_TASK STATEMENT_:
Could you copy every line in the listing below that has the word "custom"?
╭─ INPUT MATERIAL
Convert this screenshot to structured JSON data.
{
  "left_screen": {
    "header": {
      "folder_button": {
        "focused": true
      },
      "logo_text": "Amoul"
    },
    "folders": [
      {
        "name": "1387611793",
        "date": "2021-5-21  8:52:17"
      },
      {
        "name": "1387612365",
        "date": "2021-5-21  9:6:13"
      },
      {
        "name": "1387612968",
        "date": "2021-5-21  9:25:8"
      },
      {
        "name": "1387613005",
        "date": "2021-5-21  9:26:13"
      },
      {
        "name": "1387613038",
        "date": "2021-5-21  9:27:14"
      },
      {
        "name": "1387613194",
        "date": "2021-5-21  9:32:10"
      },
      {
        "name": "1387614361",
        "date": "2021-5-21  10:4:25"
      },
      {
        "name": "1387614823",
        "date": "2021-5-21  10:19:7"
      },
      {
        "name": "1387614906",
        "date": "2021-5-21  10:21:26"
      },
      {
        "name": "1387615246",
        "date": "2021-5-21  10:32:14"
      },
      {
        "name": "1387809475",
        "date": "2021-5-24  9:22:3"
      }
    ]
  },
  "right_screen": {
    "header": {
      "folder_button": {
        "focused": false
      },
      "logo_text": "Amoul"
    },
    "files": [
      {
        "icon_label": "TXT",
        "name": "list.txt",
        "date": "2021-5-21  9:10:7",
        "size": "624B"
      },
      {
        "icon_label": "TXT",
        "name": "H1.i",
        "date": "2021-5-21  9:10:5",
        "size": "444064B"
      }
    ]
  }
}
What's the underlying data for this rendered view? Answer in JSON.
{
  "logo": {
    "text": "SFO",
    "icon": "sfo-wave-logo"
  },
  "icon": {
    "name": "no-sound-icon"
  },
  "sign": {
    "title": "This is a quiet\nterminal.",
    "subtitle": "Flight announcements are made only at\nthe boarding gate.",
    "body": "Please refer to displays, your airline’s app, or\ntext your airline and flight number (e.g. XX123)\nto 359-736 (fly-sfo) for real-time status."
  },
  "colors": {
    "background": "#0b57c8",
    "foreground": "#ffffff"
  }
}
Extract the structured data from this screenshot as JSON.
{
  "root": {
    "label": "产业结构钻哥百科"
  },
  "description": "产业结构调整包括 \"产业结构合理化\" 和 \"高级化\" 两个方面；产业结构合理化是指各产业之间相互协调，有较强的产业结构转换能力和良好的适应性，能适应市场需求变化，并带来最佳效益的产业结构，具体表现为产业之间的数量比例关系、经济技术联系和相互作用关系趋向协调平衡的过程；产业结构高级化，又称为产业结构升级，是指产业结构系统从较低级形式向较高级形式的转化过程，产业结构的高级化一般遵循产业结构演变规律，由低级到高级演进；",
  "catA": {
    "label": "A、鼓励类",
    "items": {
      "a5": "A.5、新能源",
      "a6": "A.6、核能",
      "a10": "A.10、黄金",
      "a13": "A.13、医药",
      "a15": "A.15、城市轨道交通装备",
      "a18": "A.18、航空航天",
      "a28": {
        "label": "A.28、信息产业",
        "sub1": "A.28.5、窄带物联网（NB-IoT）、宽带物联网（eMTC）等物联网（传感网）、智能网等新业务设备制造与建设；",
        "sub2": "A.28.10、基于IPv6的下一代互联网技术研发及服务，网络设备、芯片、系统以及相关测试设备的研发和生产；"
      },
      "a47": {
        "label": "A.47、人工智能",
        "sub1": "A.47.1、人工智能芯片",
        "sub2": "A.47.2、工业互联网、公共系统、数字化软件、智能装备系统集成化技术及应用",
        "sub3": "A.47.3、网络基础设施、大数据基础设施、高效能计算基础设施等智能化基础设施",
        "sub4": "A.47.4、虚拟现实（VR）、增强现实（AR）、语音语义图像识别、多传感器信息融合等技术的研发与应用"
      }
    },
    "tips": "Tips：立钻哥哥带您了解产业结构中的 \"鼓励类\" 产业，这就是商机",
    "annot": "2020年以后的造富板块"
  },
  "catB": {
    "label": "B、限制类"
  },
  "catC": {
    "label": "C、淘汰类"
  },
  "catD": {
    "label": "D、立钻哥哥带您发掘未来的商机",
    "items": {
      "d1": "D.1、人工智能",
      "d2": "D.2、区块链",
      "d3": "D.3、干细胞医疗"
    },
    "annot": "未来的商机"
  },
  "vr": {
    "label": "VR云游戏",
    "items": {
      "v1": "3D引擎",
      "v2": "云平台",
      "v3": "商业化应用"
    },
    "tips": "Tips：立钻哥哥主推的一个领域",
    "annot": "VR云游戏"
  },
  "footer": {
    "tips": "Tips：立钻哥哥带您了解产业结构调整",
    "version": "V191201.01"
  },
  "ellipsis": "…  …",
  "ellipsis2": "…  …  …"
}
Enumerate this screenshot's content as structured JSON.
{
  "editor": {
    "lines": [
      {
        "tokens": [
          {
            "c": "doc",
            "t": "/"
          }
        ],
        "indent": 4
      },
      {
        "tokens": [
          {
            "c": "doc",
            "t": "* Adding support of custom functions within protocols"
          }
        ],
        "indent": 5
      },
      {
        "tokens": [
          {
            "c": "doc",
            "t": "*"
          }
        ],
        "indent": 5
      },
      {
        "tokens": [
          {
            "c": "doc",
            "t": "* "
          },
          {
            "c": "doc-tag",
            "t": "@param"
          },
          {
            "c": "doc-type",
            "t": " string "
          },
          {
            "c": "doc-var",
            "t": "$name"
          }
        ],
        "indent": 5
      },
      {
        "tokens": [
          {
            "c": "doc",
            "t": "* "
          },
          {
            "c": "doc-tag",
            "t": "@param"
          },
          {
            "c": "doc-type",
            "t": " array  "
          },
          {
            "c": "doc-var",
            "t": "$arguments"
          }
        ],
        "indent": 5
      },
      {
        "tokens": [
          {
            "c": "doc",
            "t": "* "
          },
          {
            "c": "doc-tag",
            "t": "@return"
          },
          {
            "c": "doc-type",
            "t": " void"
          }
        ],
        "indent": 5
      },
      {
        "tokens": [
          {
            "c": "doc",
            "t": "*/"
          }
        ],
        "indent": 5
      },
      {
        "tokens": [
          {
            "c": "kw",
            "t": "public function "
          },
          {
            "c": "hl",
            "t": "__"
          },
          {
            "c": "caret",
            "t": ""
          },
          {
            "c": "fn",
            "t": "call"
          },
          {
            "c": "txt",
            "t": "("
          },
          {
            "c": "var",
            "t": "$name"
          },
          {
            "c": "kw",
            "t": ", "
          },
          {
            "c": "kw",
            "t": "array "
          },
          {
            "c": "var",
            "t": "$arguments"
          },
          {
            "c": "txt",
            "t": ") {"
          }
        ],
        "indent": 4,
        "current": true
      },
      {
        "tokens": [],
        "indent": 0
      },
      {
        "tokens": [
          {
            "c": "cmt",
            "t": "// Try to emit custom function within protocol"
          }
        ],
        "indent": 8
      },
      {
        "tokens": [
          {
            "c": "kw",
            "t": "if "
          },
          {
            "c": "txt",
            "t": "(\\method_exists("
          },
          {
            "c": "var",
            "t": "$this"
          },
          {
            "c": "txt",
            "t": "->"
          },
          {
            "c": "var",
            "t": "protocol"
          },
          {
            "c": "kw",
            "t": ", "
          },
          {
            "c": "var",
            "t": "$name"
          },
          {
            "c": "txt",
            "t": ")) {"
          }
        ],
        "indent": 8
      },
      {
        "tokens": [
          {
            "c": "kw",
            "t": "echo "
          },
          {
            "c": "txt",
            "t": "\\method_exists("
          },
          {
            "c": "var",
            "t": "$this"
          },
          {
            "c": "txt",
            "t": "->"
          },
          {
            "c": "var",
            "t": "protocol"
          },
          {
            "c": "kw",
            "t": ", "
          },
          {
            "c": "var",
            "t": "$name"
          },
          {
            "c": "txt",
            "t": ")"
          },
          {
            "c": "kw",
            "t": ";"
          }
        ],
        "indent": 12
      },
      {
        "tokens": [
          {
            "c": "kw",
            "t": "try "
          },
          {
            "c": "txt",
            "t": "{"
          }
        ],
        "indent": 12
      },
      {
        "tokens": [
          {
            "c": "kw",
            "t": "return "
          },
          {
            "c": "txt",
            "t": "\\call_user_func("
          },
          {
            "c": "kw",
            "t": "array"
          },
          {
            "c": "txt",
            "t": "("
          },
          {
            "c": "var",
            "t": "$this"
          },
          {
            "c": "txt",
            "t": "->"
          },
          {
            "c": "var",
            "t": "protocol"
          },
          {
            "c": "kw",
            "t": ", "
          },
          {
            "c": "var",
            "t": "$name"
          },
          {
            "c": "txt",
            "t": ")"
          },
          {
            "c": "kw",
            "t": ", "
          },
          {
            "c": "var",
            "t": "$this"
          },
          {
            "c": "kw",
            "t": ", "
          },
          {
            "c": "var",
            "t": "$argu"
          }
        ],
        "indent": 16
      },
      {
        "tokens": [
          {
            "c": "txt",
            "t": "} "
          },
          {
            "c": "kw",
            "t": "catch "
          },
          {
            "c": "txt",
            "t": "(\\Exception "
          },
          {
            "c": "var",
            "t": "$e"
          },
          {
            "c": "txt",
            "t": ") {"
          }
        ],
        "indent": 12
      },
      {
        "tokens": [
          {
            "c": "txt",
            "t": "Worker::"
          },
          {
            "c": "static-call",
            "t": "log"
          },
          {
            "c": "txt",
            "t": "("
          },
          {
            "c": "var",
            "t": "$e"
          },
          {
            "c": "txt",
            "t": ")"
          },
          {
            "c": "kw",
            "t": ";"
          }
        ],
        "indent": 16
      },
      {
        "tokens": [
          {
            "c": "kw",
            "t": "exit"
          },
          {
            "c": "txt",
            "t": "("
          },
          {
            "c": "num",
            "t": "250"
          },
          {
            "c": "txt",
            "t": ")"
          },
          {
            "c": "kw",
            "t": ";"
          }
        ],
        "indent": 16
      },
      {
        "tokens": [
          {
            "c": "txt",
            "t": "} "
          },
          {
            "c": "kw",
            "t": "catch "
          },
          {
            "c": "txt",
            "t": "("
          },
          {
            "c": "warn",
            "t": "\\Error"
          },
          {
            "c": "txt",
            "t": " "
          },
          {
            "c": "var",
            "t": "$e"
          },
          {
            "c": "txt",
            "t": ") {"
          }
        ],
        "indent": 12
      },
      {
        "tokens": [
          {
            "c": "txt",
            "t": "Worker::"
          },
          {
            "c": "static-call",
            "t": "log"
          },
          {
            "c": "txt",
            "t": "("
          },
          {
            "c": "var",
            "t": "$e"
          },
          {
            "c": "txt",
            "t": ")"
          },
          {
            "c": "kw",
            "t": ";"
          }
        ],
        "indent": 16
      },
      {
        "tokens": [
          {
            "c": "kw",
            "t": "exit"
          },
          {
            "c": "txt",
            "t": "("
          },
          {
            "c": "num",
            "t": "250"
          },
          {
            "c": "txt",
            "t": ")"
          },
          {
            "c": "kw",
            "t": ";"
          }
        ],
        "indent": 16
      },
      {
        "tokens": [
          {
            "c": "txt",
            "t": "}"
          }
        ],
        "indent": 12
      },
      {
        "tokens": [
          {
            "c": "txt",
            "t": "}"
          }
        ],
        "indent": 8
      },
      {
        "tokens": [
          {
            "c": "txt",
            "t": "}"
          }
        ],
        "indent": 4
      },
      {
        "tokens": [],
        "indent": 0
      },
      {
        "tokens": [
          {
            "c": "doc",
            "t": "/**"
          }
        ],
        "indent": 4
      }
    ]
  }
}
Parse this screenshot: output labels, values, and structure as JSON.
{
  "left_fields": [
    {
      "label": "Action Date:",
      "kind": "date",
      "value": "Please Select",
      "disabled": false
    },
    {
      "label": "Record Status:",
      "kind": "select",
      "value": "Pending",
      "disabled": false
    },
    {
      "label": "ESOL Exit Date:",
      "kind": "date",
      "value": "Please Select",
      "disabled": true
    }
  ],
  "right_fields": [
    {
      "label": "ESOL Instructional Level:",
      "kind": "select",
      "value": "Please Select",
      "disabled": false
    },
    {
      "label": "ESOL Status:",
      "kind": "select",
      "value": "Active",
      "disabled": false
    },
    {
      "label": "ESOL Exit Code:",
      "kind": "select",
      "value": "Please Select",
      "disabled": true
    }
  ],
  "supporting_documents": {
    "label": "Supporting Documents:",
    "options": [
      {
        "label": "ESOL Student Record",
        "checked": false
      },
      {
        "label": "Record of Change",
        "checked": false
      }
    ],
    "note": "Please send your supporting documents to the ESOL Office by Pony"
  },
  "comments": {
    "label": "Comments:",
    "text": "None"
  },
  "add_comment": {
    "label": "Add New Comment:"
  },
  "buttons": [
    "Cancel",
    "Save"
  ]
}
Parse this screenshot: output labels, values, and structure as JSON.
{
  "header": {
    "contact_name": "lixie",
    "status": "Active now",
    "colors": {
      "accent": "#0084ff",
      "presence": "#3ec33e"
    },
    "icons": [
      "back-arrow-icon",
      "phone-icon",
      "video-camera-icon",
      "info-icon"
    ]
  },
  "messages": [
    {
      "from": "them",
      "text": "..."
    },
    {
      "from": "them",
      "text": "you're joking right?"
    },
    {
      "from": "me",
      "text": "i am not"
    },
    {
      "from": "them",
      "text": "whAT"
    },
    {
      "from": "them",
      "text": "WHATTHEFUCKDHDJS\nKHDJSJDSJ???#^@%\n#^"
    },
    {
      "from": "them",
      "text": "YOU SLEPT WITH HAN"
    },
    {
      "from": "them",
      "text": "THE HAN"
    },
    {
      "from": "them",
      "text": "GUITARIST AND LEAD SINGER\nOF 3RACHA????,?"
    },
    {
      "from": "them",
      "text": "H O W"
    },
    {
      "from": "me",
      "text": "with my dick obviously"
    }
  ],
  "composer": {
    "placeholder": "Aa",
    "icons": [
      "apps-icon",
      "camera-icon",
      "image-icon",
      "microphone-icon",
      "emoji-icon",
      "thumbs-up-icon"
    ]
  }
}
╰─
_FINAL ANSWER_:
            "t": "* Adding support of custom functions within protocols"
            "t": "// Try to emit custom function within protocol"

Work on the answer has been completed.